Issue 55 / April 2012
Exclusively for Senior Management, Boards of Directors, and Audit Committees
What rationalization does a company make to justify a corporate culture where ethics are ignored? In recent years, greed, fraud, and a lack of ethical conduct have led to the collapse of many organizations. A variety of internal and external pressures can lead companies down the wrong path. And once the first misstep is taken, it’s a slippery slope to hurting stakeholders, the community, and your reputation. This turmoil and damage could have been avoided if organizations had chosen to maintain an ethical corporate environment, exercising ...view middle of the document...
n Fair and equitable. n Respectful and mindful. n Compassionate and caring.
Case Study: A Lack of Outrage
Larry is a young port engineer who works energetically for his shipping company, overseeing repairs and related projects. He is proud when put in charge of a multimillion-dollar repair order for one of his company’s ships. The repairs are contracted out to a major shipyard, and everything goes smoothly until the end of the project. When Larry is handed the bill, he realizes it has been inflated by about one-third of total project costs. Larry is shocked. He has never been confronted by such an apparently corrupt practice before. After delaying the “sign off” for a couple of days, he approaches his boss, points out what is going on, and explains why he cannot sign off. His boss asks for specifics, which Larry readily supplies. A meeting is arranged between shipyard and shipping company officials, who go over the disputed items. They agree the shipping company is being overbilled by millions of dollars. To Larry’s surprise, however, there is little reaction from either side of the table. Nor is there any definitive, ethical stance from his company. The meeting adjourns until the next day, when shipyard officials meet again and this time offer to split the difference. For approval, both parties turn to Larry who explains
Just imagine how choices might be altered if every organization made a conscious decision to embrace and foster these five values, and if everyone, individually and collectively, made a concerted effort to incorporate them in all of their encounters and actions. The IGE works to “explore the global common ground of values, elevate awareness of ethics, provide practical tools for making ethical decisions, and encourage moral actions based on those decisions.” The institute provides case studies — such as the one included here — of a broad range of dilemmas that can be used to explore how individuals and groups might react when faced with making a decision that challenges their ethical code.
An Ethical Culture
According to the U.S. Federal Sentencing Guidelines, a company with an “effective” compliance and ethics program exercises due diligence to prevent and detect criminal conduct and promotes a culture that encourages ethical conduct and commitment to compliance with the law.
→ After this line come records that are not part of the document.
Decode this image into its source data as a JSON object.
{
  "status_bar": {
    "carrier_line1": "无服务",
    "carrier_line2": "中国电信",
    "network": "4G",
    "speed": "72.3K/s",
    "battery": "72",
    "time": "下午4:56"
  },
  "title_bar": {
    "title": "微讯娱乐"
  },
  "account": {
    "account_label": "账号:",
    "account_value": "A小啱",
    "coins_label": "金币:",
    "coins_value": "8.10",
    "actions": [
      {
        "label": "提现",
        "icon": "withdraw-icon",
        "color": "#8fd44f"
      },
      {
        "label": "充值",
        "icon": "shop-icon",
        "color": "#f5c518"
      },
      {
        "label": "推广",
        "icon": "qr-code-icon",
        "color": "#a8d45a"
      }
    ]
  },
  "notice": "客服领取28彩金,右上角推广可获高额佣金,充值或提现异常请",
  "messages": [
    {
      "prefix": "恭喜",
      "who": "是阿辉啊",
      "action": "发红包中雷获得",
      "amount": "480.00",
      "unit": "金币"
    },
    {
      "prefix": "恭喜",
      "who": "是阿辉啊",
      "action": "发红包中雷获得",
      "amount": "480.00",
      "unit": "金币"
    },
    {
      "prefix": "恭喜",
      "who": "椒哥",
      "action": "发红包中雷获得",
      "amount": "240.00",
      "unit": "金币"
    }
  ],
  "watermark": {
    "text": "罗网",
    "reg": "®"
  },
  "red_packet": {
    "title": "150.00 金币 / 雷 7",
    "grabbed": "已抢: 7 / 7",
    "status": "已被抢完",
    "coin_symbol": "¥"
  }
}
SOURCE: Audit Committee Effectiveness: What Works Best — 4th Edition Several practices management can use to monitor the ethical tone of the organization include conducting employee surveys, holding discussions with Human Resources to review upward feedback from staff, and implementing a way to review employee complaints,
such as a confidential whistleblower hotline. According to the U.S. Sarbanes-Oxley Act of 2002, Section 301, each audit committee shall “establish procedures for the receipt, retention, and treatment of complaints received by the issuer regarding accounting, internal accounting controls or auditing matters; and the...